Bear kills New Jersey student in nature preserve
A New Jersey university student was killed after being mauled by a black bear while hiking, in what officials called an extremely rare attack.
Darsh Patel, 22, and four friends encountered the bear on Sunday inside the Apshawa Preserve, about 40 miles (64km) north-west of New York City.
The bear was circling Patel when officials found the student's body. Police killed the bear at the scene.
As many as 2,400 bears live in the forests of northern New Jersey.
The state has one of the highest black-bear densities in the nation but no human has been killed by a bear since 1852, Reuters news agency reports.
Any bear attacks on humans are unusual, experts say.
"It is definitely rare," said Lawrence Hajna, the state's environmental protection department spokesman.
Patel and his friends were hiking in the preserve on Sunday when they saw the bear following them. The group split up but when they regrouped, Patel was missing.
His friends called the police and his body was found two hours later.
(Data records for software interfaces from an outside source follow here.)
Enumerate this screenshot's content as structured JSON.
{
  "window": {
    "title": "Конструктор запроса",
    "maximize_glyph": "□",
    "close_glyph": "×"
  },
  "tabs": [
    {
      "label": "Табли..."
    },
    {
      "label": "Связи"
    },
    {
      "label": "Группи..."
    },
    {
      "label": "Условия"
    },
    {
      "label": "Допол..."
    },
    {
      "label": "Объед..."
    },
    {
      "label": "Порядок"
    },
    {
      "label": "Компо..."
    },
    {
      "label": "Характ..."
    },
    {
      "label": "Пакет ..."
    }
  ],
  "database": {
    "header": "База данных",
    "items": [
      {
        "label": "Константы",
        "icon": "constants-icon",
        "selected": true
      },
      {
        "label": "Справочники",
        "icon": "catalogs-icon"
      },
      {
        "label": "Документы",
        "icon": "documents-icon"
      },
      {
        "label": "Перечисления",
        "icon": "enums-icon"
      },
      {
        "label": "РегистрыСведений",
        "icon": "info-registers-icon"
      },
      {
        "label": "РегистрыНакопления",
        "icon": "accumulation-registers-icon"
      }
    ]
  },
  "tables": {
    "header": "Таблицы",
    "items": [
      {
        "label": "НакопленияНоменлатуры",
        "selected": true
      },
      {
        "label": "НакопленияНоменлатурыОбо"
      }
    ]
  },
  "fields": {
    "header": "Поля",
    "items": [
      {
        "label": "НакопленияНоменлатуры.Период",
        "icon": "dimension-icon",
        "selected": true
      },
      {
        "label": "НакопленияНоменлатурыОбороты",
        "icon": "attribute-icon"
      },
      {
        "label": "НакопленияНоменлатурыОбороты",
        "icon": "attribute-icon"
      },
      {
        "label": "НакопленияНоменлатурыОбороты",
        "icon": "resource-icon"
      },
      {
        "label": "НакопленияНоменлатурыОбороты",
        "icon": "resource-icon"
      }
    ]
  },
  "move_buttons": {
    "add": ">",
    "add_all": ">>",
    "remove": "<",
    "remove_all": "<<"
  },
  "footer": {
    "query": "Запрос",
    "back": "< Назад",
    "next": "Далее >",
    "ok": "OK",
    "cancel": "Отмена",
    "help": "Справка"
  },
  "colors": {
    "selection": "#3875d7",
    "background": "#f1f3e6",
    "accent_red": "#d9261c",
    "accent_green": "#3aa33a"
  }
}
West Milford Police Chief Timothy Storbeck said the approximately 300 pound (136kg) male bear was about 40 yards (37m) from the body and would not leave when officers tried to scare it away.
In a statement, Rutgers University, which Patel attended, confirmed he was a final year student of information technology.
"As we grieve over his tragic passing, please know that our thoughts and prayers go out to his family and loved ones, and to all his friends and fellow students at Rutgers," the university's chancellor, Richard Edwards, said.
Kelcey Burguess, leader of the state's black bear project, said the bear could have been predisposed to attack but more likely was looking for food, as wildlife officials believe there is a shortage of acorns and berries.
Officials do not believe the hikers provoked the bear but they may have showed their inexperience when they decided to run instead of moving slowly while avoiding eye contact with the animal.